> Extracted information

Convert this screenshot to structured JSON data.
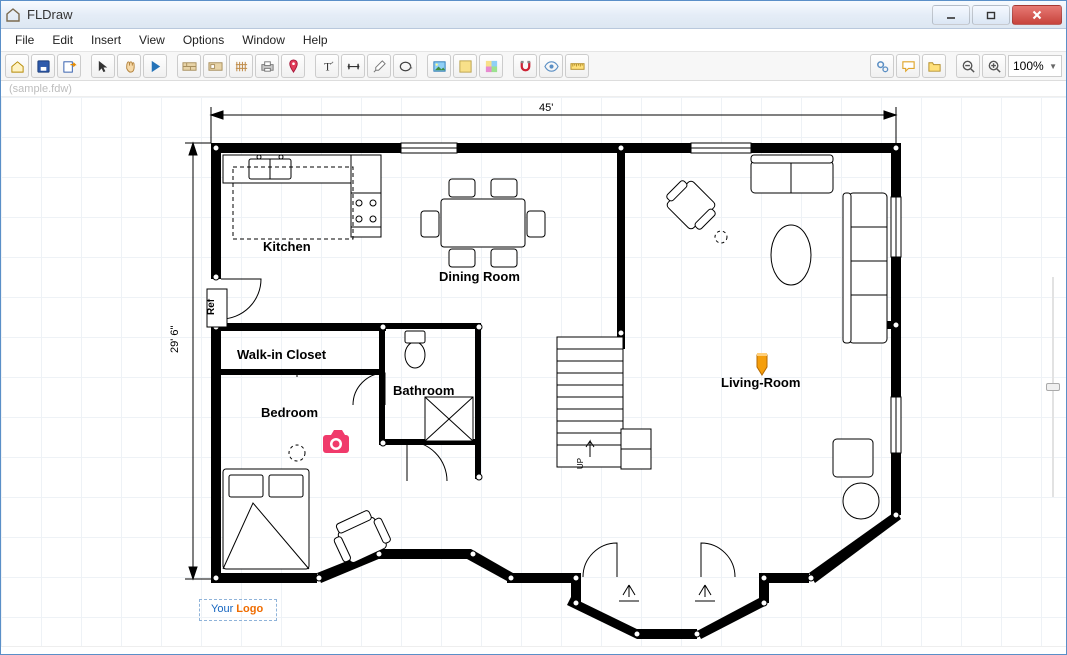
{
  "window": {
    "title": "FLDraw",
    "min_label": "Minimize",
    "max_label": "Restore",
    "close_label": "Close"
  },
  "menu": {
    "items": [
      "File",
      "Edit",
      "Insert",
      "View",
      "Options",
      "Window",
      "Help"
    ]
  },
  "toolbar": {
    "home_label": "Home",
    "save_label": "Save",
    "export_label": "Export",
    "select_label": "Select",
    "pan_label": "Pan",
    "play_label": "Play",
    "wall_label": "Wall tool",
    "door_label": "Door tool",
    "fence_label": "Fence",
    "print_label": "Print",
    "pin_label": "Marker",
    "text_label": "Text",
    "dim_label": "Dimension",
    "paint_label": "Paint",
    "circle_label": "Circle",
    "image_label": "Image",
    "color_label": "Color swatch",
    "colorpick_label": "Color picker",
    "magnet_label": "Snap",
    "eye_label": "Preview",
    "ruler_label": "Ruler",
    "gears_label": "Settings",
    "comment_label": "Comments",
    "folder_label": "Open folder",
    "zoomout_label": "Zoom out",
    "zoomin_label": "Zoom in",
    "zoom_value": "100%"
  },
  "document": {
    "filename": "(sample.fdw)"
  },
  "canvas": {
    "dim_width": "45'",
    "dim_height": "29' 6\"",
    "rooms": {
      "kitchen": "Kitchen",
      "dining": "Dining Room",
      "living": "Living-Room",
      "bedroom": "Bedroom",
      "bath": "Bathroom",
      "closet": "Walk-in Closet",
      "ref": "Ref"
    },
    "stairs_up": "UP",
    "logo_a": "Your ",
    "logo_b": "Logo",
    "camera_label": "Photo marker",
    "pin_marker_label": "Location pin"
  },
  "colors": {
    "accent_pink": "#f03a6b",
    "accent_orange": "#f59e0b"
  }
}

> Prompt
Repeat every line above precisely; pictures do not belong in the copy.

> Output for this exercise
Convert this screenshot to structured JSON data.
{
  "window": {
    "title": "FLDraw",
    "min_label": "Minimize",
    "max_label": "Restore",
    "close_label": "Close"
  },
  "menu": {
    "items": [
      "File",
      "Edit",
      "Insert",
      "View",
      "Options",
      "Window",
      "Help"
    ]
  },
  "toolbar": {
    "home_label": "Home",
    "save_label": "Save",
    "export_label": "Export",
    "select_label": "Select",
    "pan_label": "Pan",
    "play_label": "Play",
    "wall_label": "Wall tool",
    "door_label": "Door tool",
    "fence_label": "Fence",
    "print_label": "Print",
    "pin_label": "Marker",
    "text_label": "Text",
    "dim_label": "Dimension",
    "paint_label": "Paint",
    "circle_label": "Circle",
    "image_label": "Image",
    "color_label": "Color swatch",
    "colorpick_label": "Color picker",
    "magnet_label": "Snap",
    "eye_label": "Preview",
    "ruler_label": "Ruler",
    "gears_label": "Settings",
    "comment_label": "Comments",
    "folder_label": "Open folder",
    "zoomout_label": "Zoom out",
    "zoomin_label": "Zoom in",
    "zoom_value": "100%"
  },
  "document": {
    "filename": "(sample.fdw)"
  },
  "canvas": {
    "dim_width": "45'",
    "dim_height": "29' 6\"",
    "rooms": {
      "kitchen": "Kitchen",
      "dining": "Dining Room",
      "living": "Living-Room",
      "bedroom": "Bedroom",
      "bath": "Bathroom",
      "closet": "Walk-in Closet",
      "ref": "Ref"
    },
    "stairs_up": "UP",
    "logo_a": "Your ",
    "logo_b": "Logo",
    "camera_label": "Photo marker",
    "pin_marker_label": "Location pin"
  },
  "colors": {
    "accent_pink": "#f03a6b",
    "accent_orange": "#f59e0b"
  }
}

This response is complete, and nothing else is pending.